I investigate the archetypal roots of the modern American superhero who has been so popular of late in film, and find that they are located in Ancient culture, specifically in the Epic of Gilgamesh. In that context, the hero is an individual who must grapple with “an exploration of the inevitable conflict between, on the one hand, the forces represented by the absolute commitment of the powerful and heroic male to energy and battle and…the forces that represent some newly emerging situations and value systems" (Abusch). By employing that frame, I find there are narrative similarities between Captain America and Gilgamesh, and the arc of characterization followed by the latter from god-brute to wise king anticipates Captain America's characterization as a god-like savior of American values, who must learn through suffering and loss how to relate to normal humans. Additionally, I examine how the loss of Enkidu in the Epic plays an especially important role as an archetypal model of friendship and sacrifice, particularly in relation to the character of Bucky Barnes.
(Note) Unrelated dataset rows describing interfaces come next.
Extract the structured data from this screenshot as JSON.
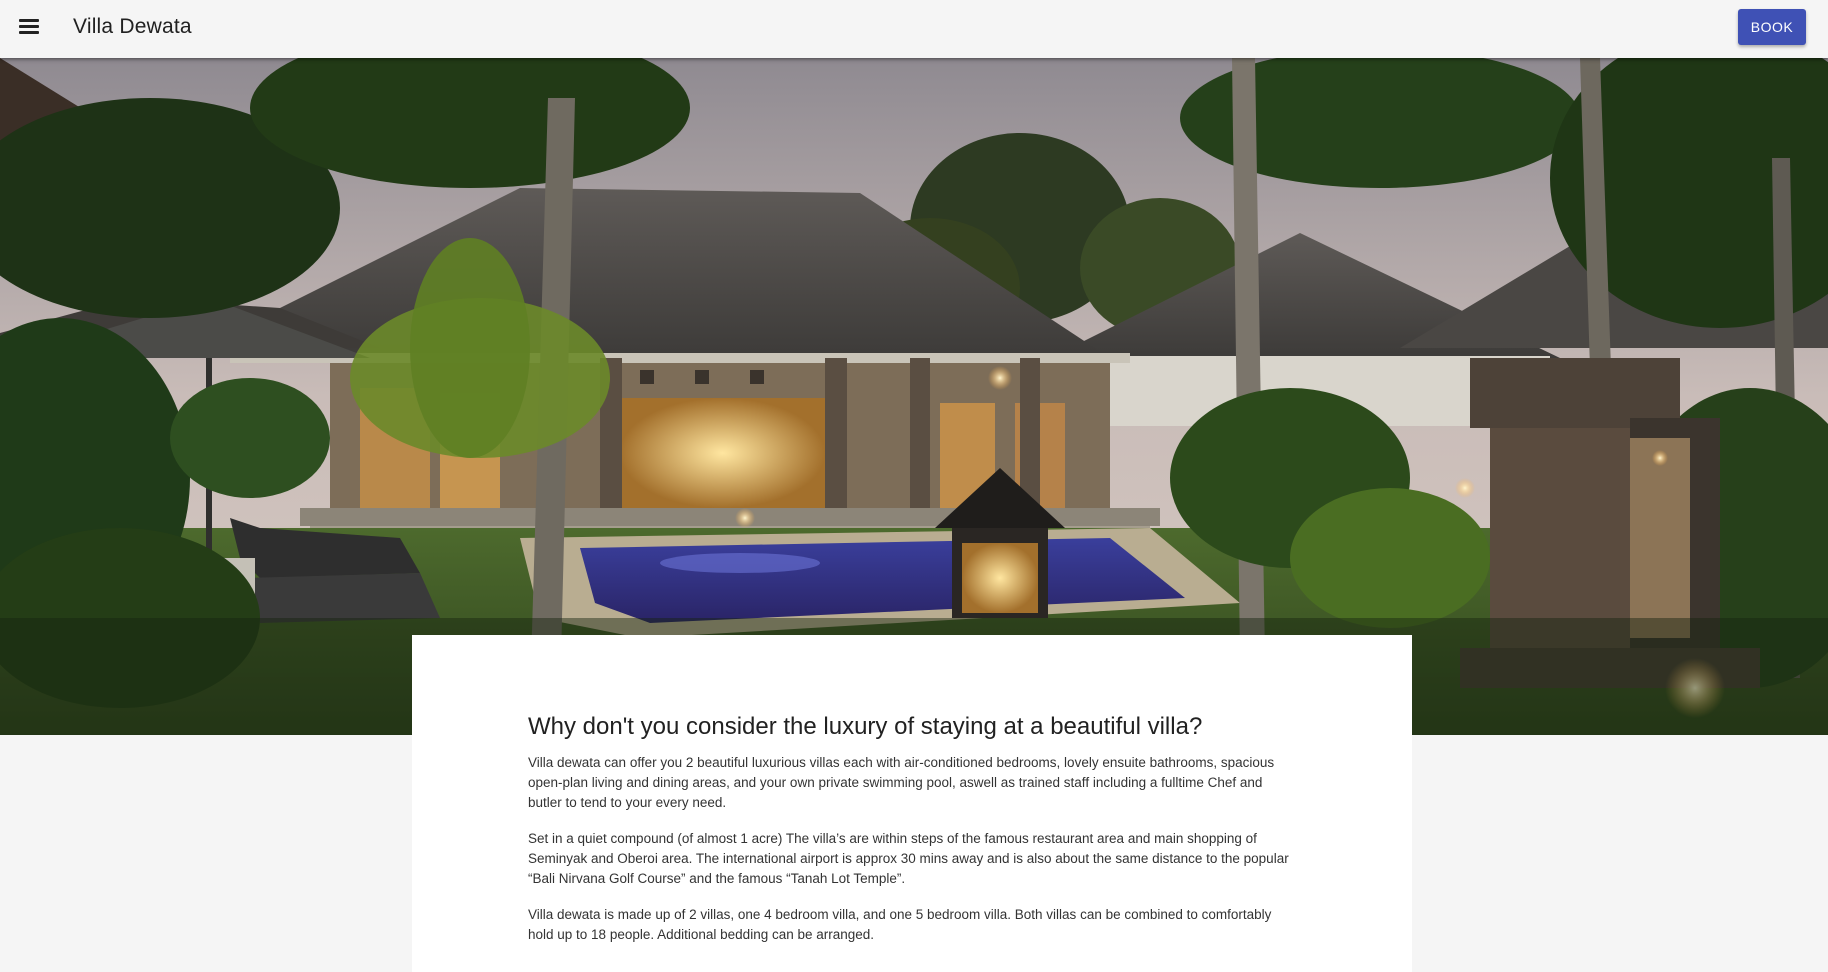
{
  "header": {
    "title": "Villa Dewata",
    "book_label": "BOOK",
    "menu_icon": "hamburger-menu-icon"
  },
  "colors": {
    "primary": "#3f51b5",
    "app_bar": "#f5f5f5",
    "background": "#f5f5f5",
    "card": "#ffffff"
  },
  "content": {
    "headline": "Why don't you consider the luxury of staying at a beautiful villa?",
    "paragraphs": [
      "Villa dewata can offer you 2 beautiful luxurious villas each with air-conditioned bedrooms, lovely ensuite bathrooms, spacious open-plan living and dining areas, and your own private swimming pool, aswell as trained staff including a fulltime Chef and butler to tend to your every need.",
      "Set in a quiet compound (of almost 1 acre) The villa’s are within steps of the famous restaurant area and main shopping of Seminyak and Oberoi area. The international airport is approx 30 mins away and is also about the same distance to the popular “Bali Nirvana Golf Course” and the famous “Tanah Lot Temple”.",
      "Villa dewata is made up of 2 villas, one 4 bedroom villa, and one 5 bedroom villa. Both villas can be combined to comfortably hold up to 18 people. Additional bedding can be arranged."
    ]
  }
}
I conclude that while there is no direct causality, Captain America and other American superheroes exist within the archetype of the hero related in the Epic of Gilgamesh.
Heider, Matthew, "The “A” is for Archetype: Gilgamesh as the Source for Captain America" (2013). Symposium on Undergraduate Research and Creative Expression (SOURCE). 255.